Andy took the message as written in the Bible and interpreted it to awe God’s infiniteness compared to the blip of time we are here on earth with a warning to be careful with the time you have allotted.

Teach us to number our days that we may gain a heart of wisdom

was reinterpreted to teach us that our days are numbered.

He talked about Bronnie Ware’s article The Top 5 Regrets of the Dying focusing the top 2 regrets.

2. I wish I didn’t work so hard.

1. I wish I had the courage to live a life true to myself, not the life others expected of me.

Andy then turned his presentation to what he knew our Monkey Minds were says (monkey mind is a term I acquired from my time with Unity Church, not Andy’s term).

Andy said I know what you are thinking. You are thing If I don’t do as much as I can I will

– not make it (what is it?)

– fall behind (behind who?)

– be poor (how do you define poor?)

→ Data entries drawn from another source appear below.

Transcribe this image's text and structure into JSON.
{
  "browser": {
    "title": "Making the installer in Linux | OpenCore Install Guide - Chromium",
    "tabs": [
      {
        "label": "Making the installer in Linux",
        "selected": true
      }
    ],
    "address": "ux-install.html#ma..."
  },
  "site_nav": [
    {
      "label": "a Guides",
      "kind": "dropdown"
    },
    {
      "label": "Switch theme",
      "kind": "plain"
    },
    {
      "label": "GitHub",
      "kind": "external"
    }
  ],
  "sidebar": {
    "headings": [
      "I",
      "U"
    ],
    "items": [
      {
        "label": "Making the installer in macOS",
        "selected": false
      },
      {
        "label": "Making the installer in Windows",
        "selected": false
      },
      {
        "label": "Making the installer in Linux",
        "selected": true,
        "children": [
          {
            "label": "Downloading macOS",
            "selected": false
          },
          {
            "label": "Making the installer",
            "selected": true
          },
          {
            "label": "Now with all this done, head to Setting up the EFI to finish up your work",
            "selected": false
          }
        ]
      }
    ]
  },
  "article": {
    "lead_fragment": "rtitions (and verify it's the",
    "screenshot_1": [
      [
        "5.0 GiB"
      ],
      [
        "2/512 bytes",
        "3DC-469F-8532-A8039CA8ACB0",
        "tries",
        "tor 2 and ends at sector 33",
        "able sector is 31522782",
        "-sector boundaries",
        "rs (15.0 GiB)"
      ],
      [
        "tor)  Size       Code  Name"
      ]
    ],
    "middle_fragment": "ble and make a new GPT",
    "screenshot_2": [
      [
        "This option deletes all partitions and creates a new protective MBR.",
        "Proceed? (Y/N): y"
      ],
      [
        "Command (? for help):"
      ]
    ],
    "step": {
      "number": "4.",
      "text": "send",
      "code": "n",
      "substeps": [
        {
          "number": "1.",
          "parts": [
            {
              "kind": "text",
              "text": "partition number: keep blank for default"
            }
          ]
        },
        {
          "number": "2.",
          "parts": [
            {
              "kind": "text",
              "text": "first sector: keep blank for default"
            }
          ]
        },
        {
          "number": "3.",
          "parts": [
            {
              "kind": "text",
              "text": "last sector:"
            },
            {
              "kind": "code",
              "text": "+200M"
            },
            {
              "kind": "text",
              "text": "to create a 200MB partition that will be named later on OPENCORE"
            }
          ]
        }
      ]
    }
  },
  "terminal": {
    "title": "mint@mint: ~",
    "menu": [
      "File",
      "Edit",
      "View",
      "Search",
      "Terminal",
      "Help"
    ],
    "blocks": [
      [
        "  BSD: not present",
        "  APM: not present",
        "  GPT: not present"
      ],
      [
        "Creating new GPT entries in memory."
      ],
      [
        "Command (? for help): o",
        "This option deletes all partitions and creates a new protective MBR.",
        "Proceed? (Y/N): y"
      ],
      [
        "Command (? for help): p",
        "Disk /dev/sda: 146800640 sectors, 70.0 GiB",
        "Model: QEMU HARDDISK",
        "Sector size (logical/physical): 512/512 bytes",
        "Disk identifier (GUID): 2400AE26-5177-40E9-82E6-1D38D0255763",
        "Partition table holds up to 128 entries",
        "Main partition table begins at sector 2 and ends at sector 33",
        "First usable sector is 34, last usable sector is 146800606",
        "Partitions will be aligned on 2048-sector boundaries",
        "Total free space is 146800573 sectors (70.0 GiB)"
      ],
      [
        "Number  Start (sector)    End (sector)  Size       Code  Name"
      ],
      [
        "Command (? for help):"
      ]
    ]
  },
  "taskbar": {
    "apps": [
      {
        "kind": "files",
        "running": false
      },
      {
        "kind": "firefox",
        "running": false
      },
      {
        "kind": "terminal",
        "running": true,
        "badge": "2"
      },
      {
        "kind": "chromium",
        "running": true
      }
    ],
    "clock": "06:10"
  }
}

– be accepted (by who?)

We tend to spend our life chasing something we never even defined.

Overall I found the church very welcoming, and even though they are upfront that their mission is to lead you to a relationship with Jesus Christ, I felt like they allowed people the “breathing room” to define for themselves what that relationship is and the path to get there.

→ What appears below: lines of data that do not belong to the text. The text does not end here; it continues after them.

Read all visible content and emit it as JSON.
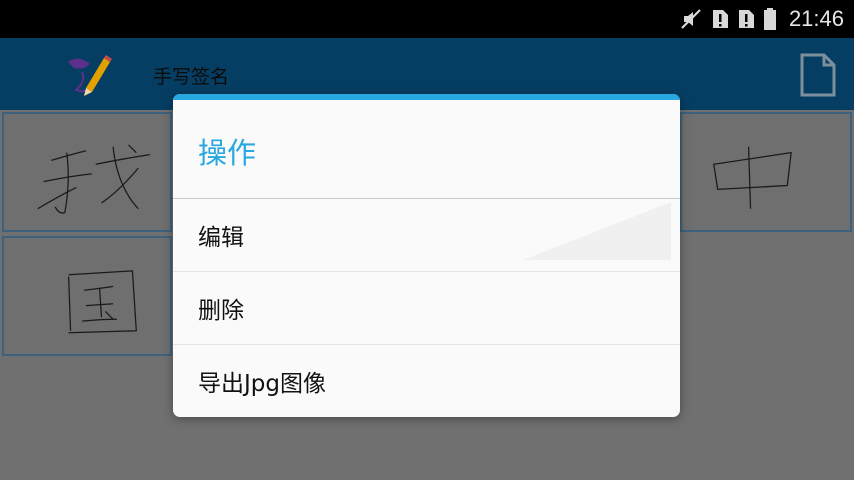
{
  "status_bar": {
    "time": "21:46",
    "icons": [
      "muted-icon",
      "alert-sim-icon",
      "alert-sim-icon",
      "battery-icon"
    ]
  },
  "app_bar": {
    "title": "手写签名",
    "logo_icon": "signature-pen-icon",
    "action_icon": "new-file-icon"
  },
  "signatures": [
    "我",
    "中",
    "国"
  ],
  "dialog": {
    "title": "操作",
    "accent_color": "#29a8e0",
    "items": [
      {
        "label": "编辑"
      },
      {
        "label": "删除"
      },
      {
        "label": "导出Jpg图像"
      }
    ]
  }
}
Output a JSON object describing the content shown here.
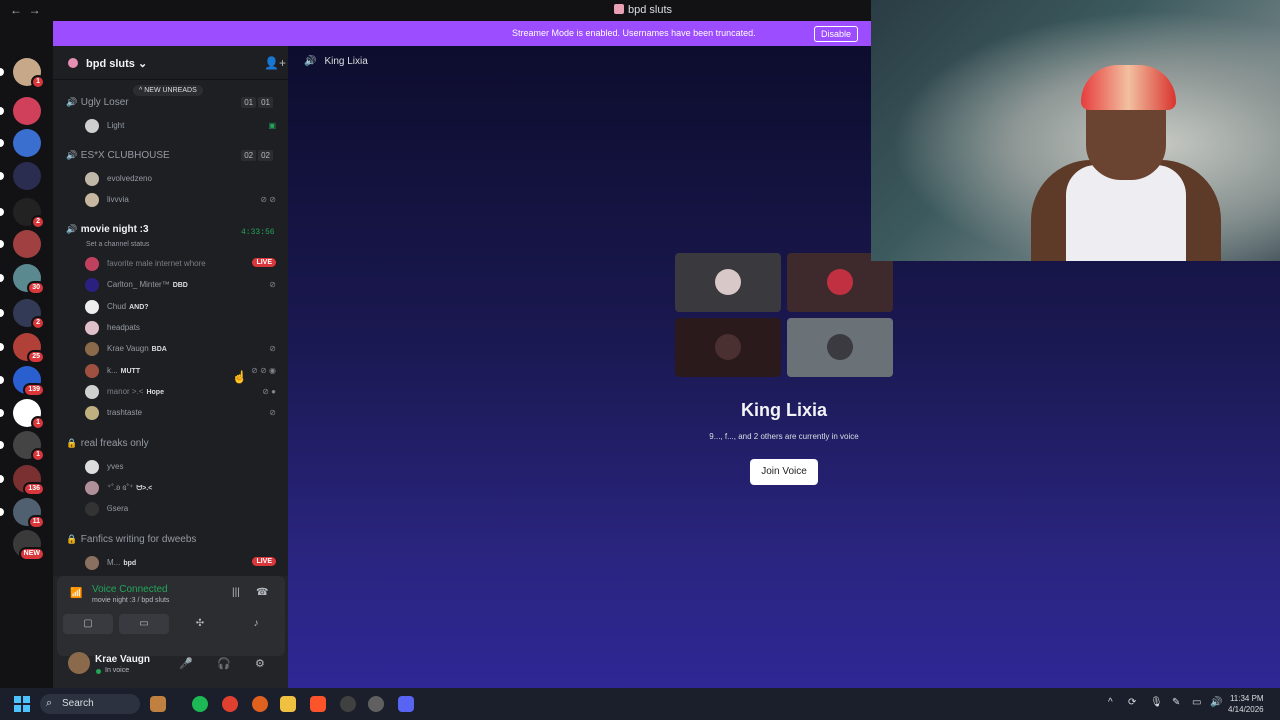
{
  "window": {
    "title": "bpd sluts",
    "back": "←",
    "forward": "→"
  },
  "banner": {
    "text": "Streamer Mode is enabled. Usernames have been truncated.",
    "button": "Disable"
  },
  "servers": [
    {
      "color": "#5865f2",
      "badge": ""
    },
    {
      "color": "#c7a98a",
      "badge": "1"
    },
    {
      "color": "#d0405a",
      "badge": ""
    },
    {
      "color": "#3a6fd0",
      "badge": ""
    },
    {
      "color": "#2a2d50",
      "badge": ""
    },
    {
      "color": "#222222",
      "badge": "2"
    },
    {
      "color": "#a04040",
      "badge": ""
    },
    {
      "color": "#5a8a90",
      "badge": "30"
    },
    {
      "color": "#333a55",
      "badge": "2"
    },
    {
      "color": "#b04038",
      "badge": "25"
    },
    {
      "color": "#2a5fd0",
      "badge": "139"
    },
    {
      "color": "#ffffff",
      "badge": "1"
    },
    {
      "color": "#444444",
      "badge": "1"
    },
    {
      "color": "#7a3030",
      "badge": "136"
    },
    {
      "color": "#506070",
      "badge": "11"
    },
    {
      "color": "#3a3a3a",
      "badge": "NEW"
    }
  ],
  "guild": {
    "name": "bpd sluts",
    "chevron": "⌄",
    "invite_icon": "👤+"
  },
  "new_unreads": "^ NEW UNREADS",
  "channels": {
    "ugly_loser": {
      "name": "Ugly Loser",
      "counts": [
        "01",
        "01"
      ],
      "users": [
        {
          "name": "Light",
          "color": "#cfcfcf"
        }
      ]
    },
    "esx": {
      "name": "ES*X CLUBHOUSE",
      "counts": [
        "02",
        "02"
      ],
      "users": [
        {
          "name": "evolvedzeno",
          "color": "#bfb8a8"
        },
        {
          "name": "livvvia",
          "color": "#c7b7a0"
        }
      ]
    },
    "movie": {
      "name": "movie night :3",
      "timer": "4:33:56",
      "status": "Set a channel status",
      "users": [
        {
          "name": "favorite male internet whore",
          "tag": "",
          "color": "#c04060",
          "live": "LIVE"
        },
        {
          "name": "Carlton_ Minter™",
          "tag": "DBD",
          "color": "#2a2080"
        },
        {
          "name": "Chud",
          "tag": "AND?",
          "color": "#eeeeee"
        },
        {
          "name": "headpats",
          "tag": "",
          "color": "#e0c0c8"
        },
        {
          "name": "Krae Vaugn",
          "tag": "BDA",
          "color": "#8a6a4a"
        },
        {
          "name": "k...",
          "tag": "MUTT",
          "color": "#a05040"
        },
        {
          "name": "manor >.<",
          "tag": "Hope",
          "color": "#d0d0d0"
        },
        {
          "name": "trashtaste",
          "tag": "",
          "color": "#c0b080"
        }
      ]
    },
    "real_freaks": {
      "name": "real freaks only",
      "users": [
        {
          "name": "yves",
          "color": "#dddddd"
        },
        {
          "name": "⁺˚.ʚ ɞ˚⁺",
          "tag": "ᗢ>.<",
          "color": "#b09098"
        },
        {
          "name": "Ꮆsera",
          "color": "#333333"
        }
      ]
    },
    "fanfics": {
      "name": "Fanfics writing for dweebs",
      "users": [
        {
          "name": "M...",
          "tag": "bpd",
          "color": "#8a7060",
          "live": "LIVE"
        }
      ]
    }
  },
  "voice_panel": {
    "title": "Voice Connected",
    "subtitle": "movie night :3 / bpd sluts"
  },
  "me": {
    "name": "Krae Vaugn",
    "status": "In voice"
  },
  "main": {
    "channel": "King Lixia",
    "tiles": [
      "#3a3a3e",
      "#3e2a2c",
      "#2a1a1c",
      "#6a7278"
    ],
    "title": "King Lixia",
    "subtitle": "9..., f..., and 2 others are currently in voice",
    "join": "Join Voice"
  },
  "taskbar": {
    "search": "Search",
    "time": "11:34 PM",
    "date": "4/14/2026"
  }
}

With God, All Things Are Possible

Visited 12/30/12

Unity North

4255 Sandy Plains Rd,

Marietta, GA 30066

It makes sense that I would start this journey at the church that I feel most comfortable.

Unity has a Christian foundation, but welcomes people “wherever you are on your spiritual path.”


There are no images of Christ on the walls, no cross at the alter. Instead, you will find banners with the words; Joy, Wisdom, Peace, Unity, Faith, Light.

I have come to many services here and have adopted their New Year’s Eve burning bowl tradition as a family tradition. On this particular day, Carole O’Connell the founding minister of this church is the guest speaker.

The guest singer on this day sings a song of one power with lyrics that express that although we may be different in many ways, we are the same in our heart.

In today’s sermon, Carole references the Mayan calendar and the idea that the energy is shifting, systems are breaking down and there is an opportunity to create new systems. She does not offer any specific examples.

She says that in the past the dominant feeling has been fear, but that we can change that to cooperation for the betterment of the whole. She points out that when people get sucked into the fear of things, such as the end of the world or the fiscal cliff, we become part of the problem.

Carole shares her personal path with the congregation and the 3 mantras that she lives by;

1. Life is consciousness – We live in a spiritual Universe, we are spiritual beings in a human body. We are the presence of a creative God. She talks about how we are all part of one, we are not separate from our enemy and therefore we must always have compassion for others because we are all one.

2. Gratitude is the most important prayer – The fastest way to get yourself out from “feeling down” is to count your blessings. But you don’t want to be thankful just when you need a lift. It needs to be a habit.

3. Trust the process of life – means no matter what is happening we are trusting that all things are working for the good in our lives. And when you say “I don’t know” you become receptive to solutions.

Carole suggests that we get our ego out of the way and allow spirit to move through you.

She closed the service with 3 questions for us to ponder as we approach the new year.

1. Who do you want to be in 2013?

2. How would you like your life to be different in 2013?

3. How can you love yourself more in 2013?